The use of personal data by employers and health insurers is considered to be acceptable to a majority of the respondents, albeit only for certain purposes. 60% of respondents thought it acceptable for their insurance company to use personal data to design health promotion activities, with 54% believing it acceptable for their employer to do the same. However, two thirds of respondents said it was not acceptable for an employer or health insurer to gather or purchase outside information about employees or health plan members.

“These results reinforce that a significant gap exists between what we believe our insurance companies and employers know about us personally, and what they actually do,” said Erin Williams, executive director and division director for Biomedical Innovation at MITRE. “Americans need more education about the ways third parties are accessing and using their consumer-generated data. But it really shows that companies have an obligation to be more transparent about what data they are collecting from third parties.”

There is broad acceptance that in today’s world there is no such thing as digital privacy, with 77% of respondents saying data privacy doesn’t exist. Respondents to the Harris Poll said they were willing to provide their personal information if they receive something in return, such as improving safety (65%) or for convenience (48%).

While 70% of respondents believe there is an obligation to share personal health information to stop the spread of disease, the same respondents appeared to be reluctant to share they personal data for that purpose. When asked if personal information would be shared with a national database to help stop the spread of COVID-19, only 44% of respondents said they would share their personal information. 36% said they would share their temperature data, 29% would share their location, and only a quarter would share information about chronic illnesses.

When it comes to sharing information, there is distrust of social media networks. 59% of respondents said they would feel uncomfortable with sharing any PHI with a social media network directly, although consumers may still share health information via those networks.

“Organizations may have benevolent intentions—such data can be used in productive ways that ultimately benefit consumers’ health—but consumers can potentially be harmed if this data is used inappropriately or unethically,” explained MITRE.

MITRE has developed an Ethical Framework for the Use of Consumer-Generated Data in Health Care which establishes ethical values, principles, and guidelines to guide the use of consumer-generated data for healthcare purposes.

The framework is intended to guide organizations looking to establish policies promoting the ethical use of consumer-generated data for healthcare purposes and to motivate organizations to discuss the ethical implications of using machine learning systems to analyze consumer-generated data and develop appropriate governance processes to facilitate the ethical use of those systems.
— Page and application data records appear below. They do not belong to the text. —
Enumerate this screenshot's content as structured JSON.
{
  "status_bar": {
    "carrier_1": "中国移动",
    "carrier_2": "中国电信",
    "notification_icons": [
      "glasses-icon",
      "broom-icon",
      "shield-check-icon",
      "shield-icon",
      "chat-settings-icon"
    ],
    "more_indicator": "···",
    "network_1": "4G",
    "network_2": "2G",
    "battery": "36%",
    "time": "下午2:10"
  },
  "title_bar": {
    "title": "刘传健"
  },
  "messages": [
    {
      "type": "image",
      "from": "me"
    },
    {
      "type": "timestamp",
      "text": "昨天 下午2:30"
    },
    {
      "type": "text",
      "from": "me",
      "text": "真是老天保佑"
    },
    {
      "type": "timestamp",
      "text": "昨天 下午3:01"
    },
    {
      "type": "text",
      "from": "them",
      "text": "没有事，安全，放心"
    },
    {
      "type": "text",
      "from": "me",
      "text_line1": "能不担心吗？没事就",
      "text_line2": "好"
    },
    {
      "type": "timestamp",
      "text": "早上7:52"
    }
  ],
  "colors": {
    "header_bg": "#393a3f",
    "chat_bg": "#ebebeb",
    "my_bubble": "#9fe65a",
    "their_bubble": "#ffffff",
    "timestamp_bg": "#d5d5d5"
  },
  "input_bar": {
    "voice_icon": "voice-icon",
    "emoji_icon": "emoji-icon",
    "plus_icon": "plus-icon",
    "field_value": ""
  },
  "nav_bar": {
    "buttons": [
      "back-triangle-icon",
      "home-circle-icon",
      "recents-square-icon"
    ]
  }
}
The framework can be downloaded from MITRE on this link.

Author: Steve Alder is the editor-in-chief of HIPAA Journal. Steve is responsible for editorial policy regarding the topics covered on HIPAA Journal. He is a specialist on healthcare industry legal and regulatory affairs, and has several years of experience writing about HIPAA and other related legal topics. Steve has developed a deep understanding of regulatory issues surrounding the use of information technology in the healthcare industry and has written hundreds of articles on HIPAA-related topics.